Background: Previous studies on recurrence of Kawasaki disease (KD) have mostly been limited to Japan, which has an incidence of KD 8–10-fold higher than North America. The aim of the present study was to determine the rate of KD recurrence for patients in Ontario, to identify factors potentially associated with increased odds of recurrence, and to compare the clinical course and outcomes of index and recurrent KD episodes.
Methods: Review was undertaken of all patients with recurrence of KD identified in Ontario, Canada, from 1995 to 2006. All patients with recurrence of KD (defined as at least three clinical signs of KD in addition to fever ≥5 days), presenting ≥14 days after the return to baseline from the index episode were included.

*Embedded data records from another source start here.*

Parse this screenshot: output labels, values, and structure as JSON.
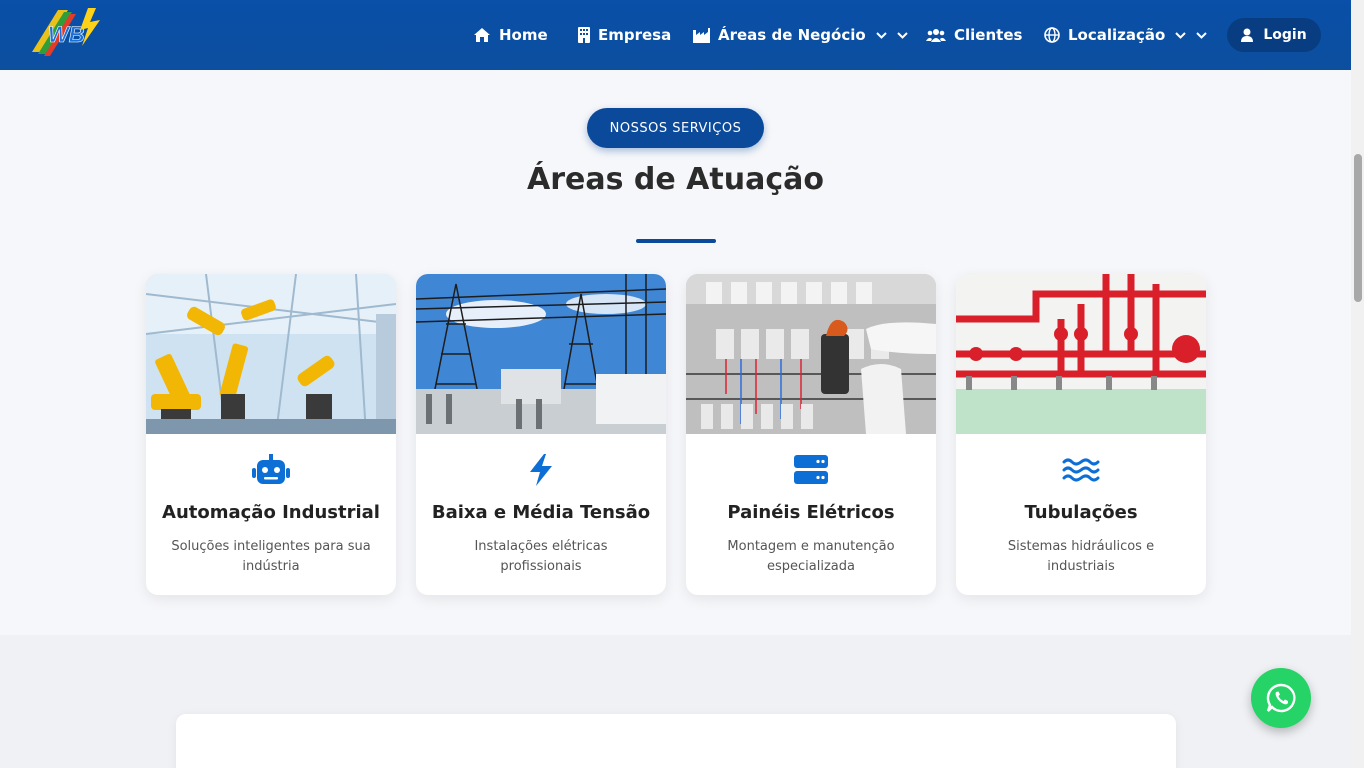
{
  "brand": {
    "logo_text": "WB"
  },
  "nav": {
    "home": "Home",
    "empresa": "Empresa",
    "areas": "Áreas de Negócio",
    "clientes": "Clientes",
    "localizacao": "Localização",
    "login": "Login"
  },
  "section": {
    "badge": "NOSSOS SERVIÇOS",
    "title": "Áreas de Atuação"
  },
  "cards": [
    {
      "title": "Automação Industrial",
      "description": "Soluções inteligentes para sua indústria",
      "icon": "robot-icon"
    },
    {
      "title": "Baixa e Média Tensão",
      "description": "Instalações elétricas profissionais",
      "icon": "bolt-icon"
    },
    {
      "title": "Painéis Elétricos",
      "description": "Montagem e manutenção especializada",
      "icon": "server-icon"
    },
    {
      "title": "Tubulações",
      "description": "Sistemas hidráulicos e industriais",
      "icon": "water-icon"
    }
  ],
  "colors": {
    "primary": "#0b4a9a",
    "accent_icon": "#0d6fd6",
    "whatsapp": "#25d366"
  }
}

Results: A total of 1010 patients were followed for 5786 patient-years. During this period a total of 17 recurrent episodes in 16 patients were identified at a median of 1.5 years after the initial episode (2 weeks–5 years). Rate of recurrence of KD was 2.9 episodes/1000 patient-years, which is higher than the expected annual incidence of KD in the same age group (26.2/100 000 per year). No factors associated with increased risk of recurrence were identified, perhaps due to the small number of events. Clinical course and outcomes of the index and recurrent KD episodes were similar.
Conclusions: A previous history of KD should increase the index of suspicion for future episodes of KD to allow for rapid recognition, treatment and to achieve optimal outcomes.